Last weekend we visited a national park about two and a half hours away. The generating force for the park is the volcanic mountain of Tenorio, one of several volcanoes running down the middle of the country. The increased elevation and proximity to both the Atlantic and Pacific coasts makes for high species diversity. The forests are thick and wet and small blond children can sometimes be found hiding under some of the ground vegetation.
One of the stories that drew us here was a tale of a blue river. We found it. The next picture shows the confluence of two rivers, neither of which is blue. A larger flow enters from the left, just off camera.
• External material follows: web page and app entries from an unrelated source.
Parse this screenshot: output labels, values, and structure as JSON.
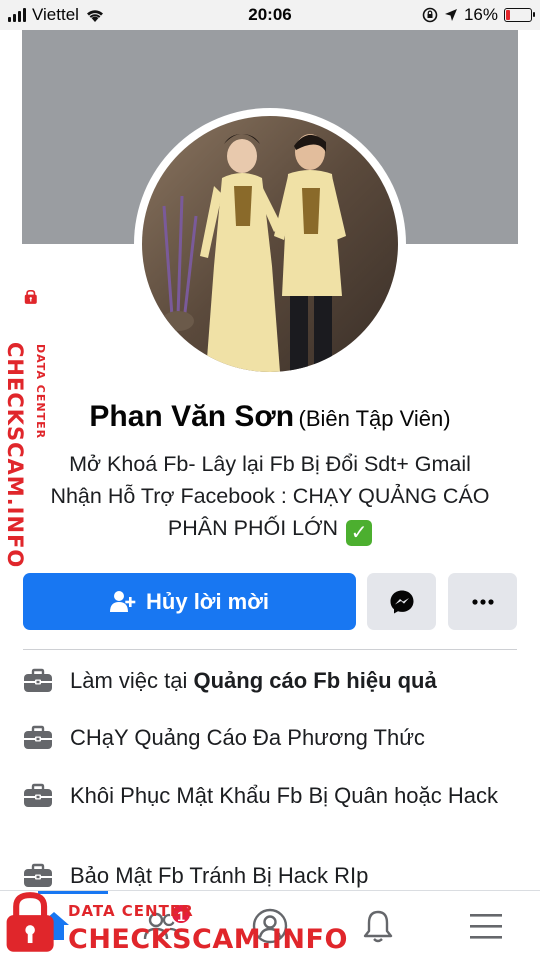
{
  "status_bar": {
    "carrier": "Viettel",
    "time": "20:06",
    "battery_percent": "16%",
    "battery_level": 0.16
  },
  "profile": {
    "name": "Phan Văn Sơn",
    "role": "(Biên Tập Viên)",
    "bio_line1": "Mở Khoá Fb- Lây lại Fb Bị Đổi Sdt+ Gmail",
    "bio_line2": "Nhận Hỗ Trợ Facebook : CHẠY QUẢNG CÁO",
    "bio_line3": "PHÂN PHỐI LỚN"
  },
  "actions": {
    "primary_label": "Hủy lời mời"
  },
  "about": [
    {
      "icon": "briefcase-icon",
      "prefix": "Làm việc tại ",
      "bold": "Quảng cáo Fb hiệu quả"
    },
    {
      "icon": "briefcase-icon",
      "text": "CHạY Quảng Cáo Đa Phương Thức"
    },
    {
      "icon": "briefcase-icon",
      "text": "Khôi Phục Mật Khẩu Fb Bị Quân hoặc Hack"
    },
    {
      "icon": "briefcase-icon",
      "text": "Bảo Mật Fb Tránh Bị Hack RIp"
    }
  ],
  "bottom_nav": {
    "friends_badge": "1",
    "active": "home"
  },
  "watermark": {
    "brand": "CHECKSCAM.INFO",
    "tag": "DATA CENTER"
  },
  "colors": {
    "primary": "#1877f2",
    "watermark": "#e0262b",
    "badge": "#e41e3f"
  }
}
A smaller flow enters from the right at the top of the picture. Each river carries a different natural chemical such that when they meet an exothermic reaction occurs. The white zone in the middle has temperatures around 40 degrees C (around 100F) whereas the rest of the water is in the 20's C. The mixed water flows out to the right a striking blue color. Our guide said that the causative agent is copper sulfate. (harkening back to my lab tech days in the electroplating factory in Bethlehem, PA, such an explanation seems plausible).
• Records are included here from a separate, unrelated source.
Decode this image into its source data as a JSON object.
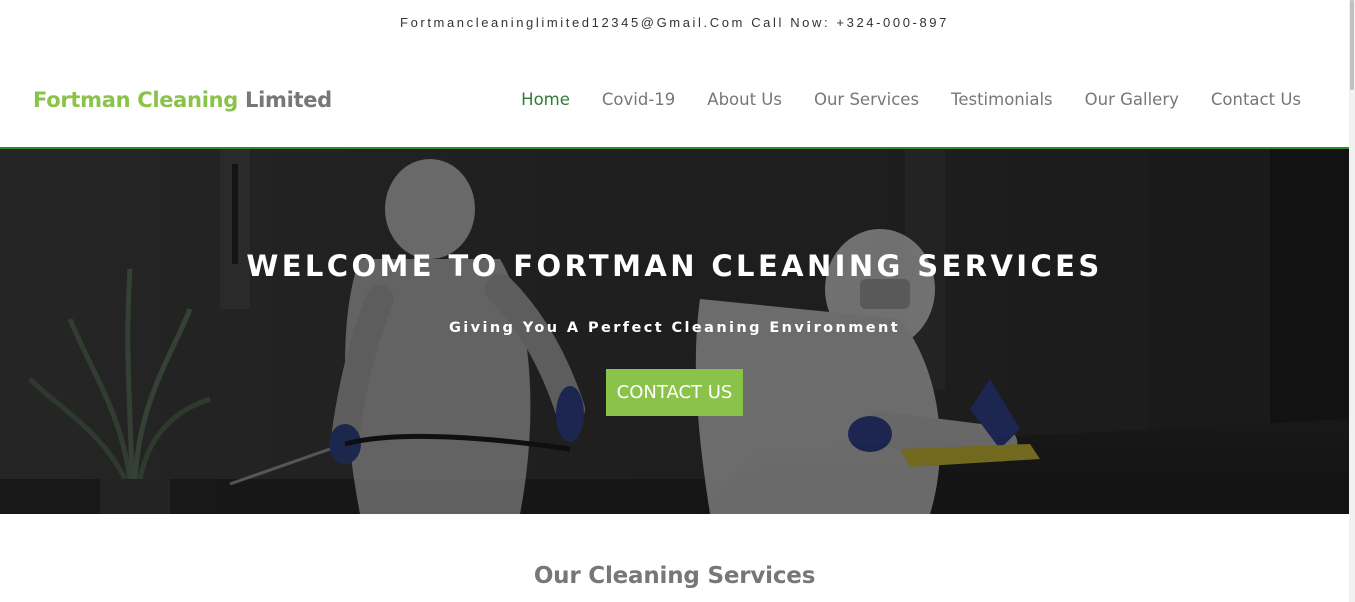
{
  "topbar": {
    "contact_line": "Fortmancleaninglimited12345@Gmail.Com Call Now: +324-000-897"
  },
  "header": {
    "logo_brand": "Fortman Cleaning",
    "logo_suffix": "Limited",
    "nav": [
      {
        "label": "Home",
        "active": true
      },
      {
        "label": "Covid-19"
      },
      {
        "label": "About Us"
      },
      {
        "label": "Our Services"
      },
      {
        "label": "Testimonials"
      },
      {
        "label": "Our Gallery"
      },
      {
        "label": "Contact Us"
      }
    ]
  },
  "hero": {
    "title": "WELCOME TO FORTMAN CLEANING SERVICES",
    "subtitle": "Giving You A Perfect Cleaning Environment",
    "button_label": "CONTACT US"
  },
  "services": {
    "title": "Our Cleaning Services"
  },
  "colors": {
    "accent_green": "#8bc34a",
    "nav_active": "#2e7d32",
    "header_border": "#2f8a2f",
    "nav_text": "#777777"
  }
}
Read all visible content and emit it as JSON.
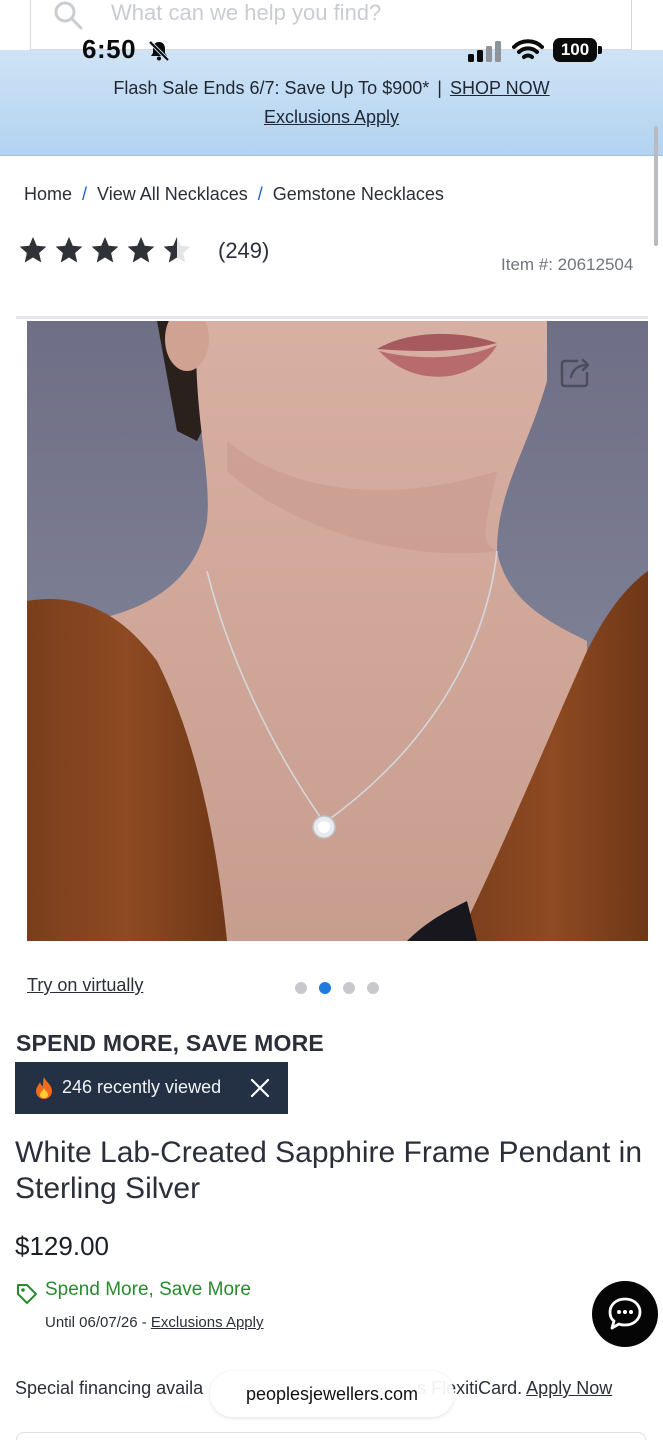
{
  "search": {
    "placeholder": "What can we help you find?"
  },
  "status_bar": {
    "time": "6:50",
    "battery": "100"
  },
  "promo_banner": {
    "text": "Flash Sale Ends 6/7: Save Up To $900*",
    "separator": "|",
    "shop_link": "SHOP NOW",
    "exclusions_link": "Exclusions Apply",
    "background": "#b9d7f2"
  },
  "breadcrumb": {
    "items": [
      "Home",
      "View All Necklaces",
      "Gemstone Necklaces"
    ],
    "separator": "/"
  },
  "rating": {
    "stars": 4.5,
    "max_stars": 5,
    "count_label": "(249)"
  },
  "item_number": "Item #: 20612504",
  "gallery": {
    "try_on_label": "Try on virtually",
    "slides_total": 4,
    "active_slide": 2
  },
  "promo_heading": "SPEND MORE, SAVE MORE",
  "recently_viewed": {
    "text": "246 recently viewed"
  },
  "product": {
    "title": "White Lab-Created Sapphire Frame Pendant in Sterling Silver",
    "price": "$129.00"
  },
  "offer": {
    "label": "Spend More, Save More",
    "until_text": "Until 06/07/26 -",
    "exclusions_link": "Exclusions Apply",
    "color": "#2a8a2e"
  },
  "financing": {
    "text_before": "Special financing availa",
    "text_after": "s FlexitiCard.",
    "apply_link": "Apply Now"
  },
  "browser": {
    "url": "peoplesjewellers.com"
  }
}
And then, downriver ...
The lush forests are home to a variety of animals. We spotted a couple of frogs, a bright orange millipede, some Capuchin monkeys, a three-toed sloth, and lots of birds. Surprisingly, the critters pictured below were all found within 50 yards of our cabin.
Julian offers his trip review.
I think that means, "Two thumbs up!"